And finally, we also take refuge in the Sangha. I think of many different pools of sangha to which we go for refuge. We take refuge in all those who have kept the teachings of the Buddha alive, who passed them on all the way to us, through oral and written means. We are so fortunate. At some point in the history, the teachings were not as widely available. But now we have many resources from many teachers, both living and no longer living.
We take refuge in our own local, individual sanghas. These are viharas where we meet noble friends, like-minded individuals on the path with us. We hear the teachings of the Buddha as many times as we need to hear them. We receive instruction and assistance in applying them to our own lives, our own practices. These are places to practice together, to support one another, to engage in noble conversation.
We take refuge in this large Buddhist community in the greater Colorado Springs area. Even within our different traditions, are the essential Buddhist teachings that bind us together and nourish and support us. And personally, I find a sense of refuge in knowing that, world-wide, at any given moment there are Buddhists practicing daily.
We are not alone in this endeavor. We have these communities to help us to understand, to live, and to fully awaken to what the Buddha taught and offered. He said, “I teach one thing, and one thing only. Suffering and the end of suffering.”

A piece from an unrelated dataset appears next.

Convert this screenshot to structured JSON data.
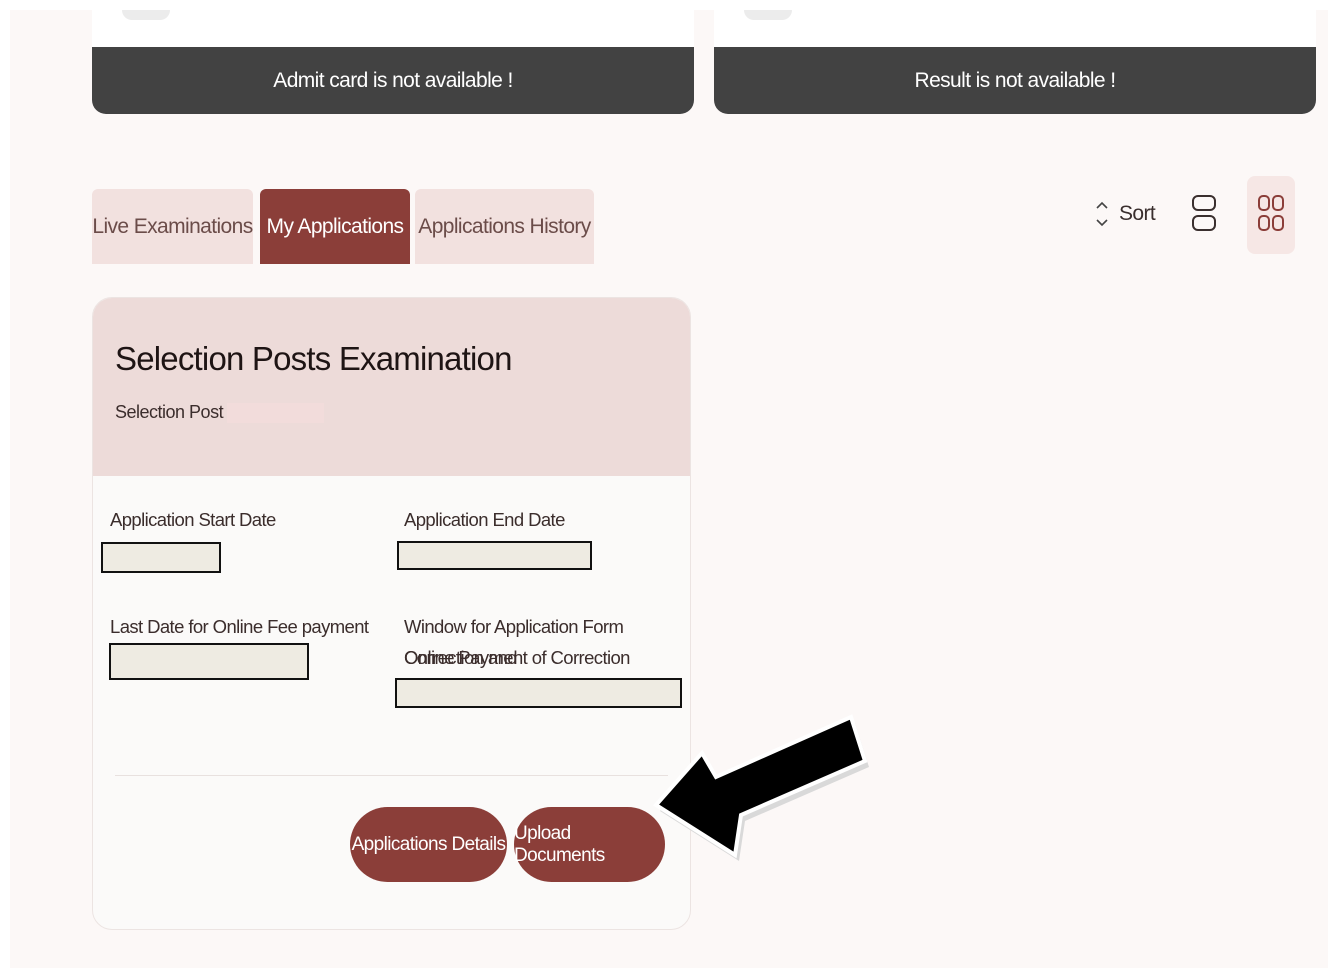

We at Rocky Mountain Insight take the Refuges and Precepts each month, on the meeting nearest the full moon. This is in keeping with the Asian tradition and keeps us connected to both the historical sangha and the worldwide sangha. But it actually can be helpful to take the refuges daily, like Ted does. Doing so keeps before us the sense of refuge as shelter and support for ourselves. It keeps us on the Path of eradicating the unwholesome roots, the poisons. Ultimately, taking refuge helps lead us to Wisdom and uncovering what is already present, Buddha nature within ourselves and in all that is.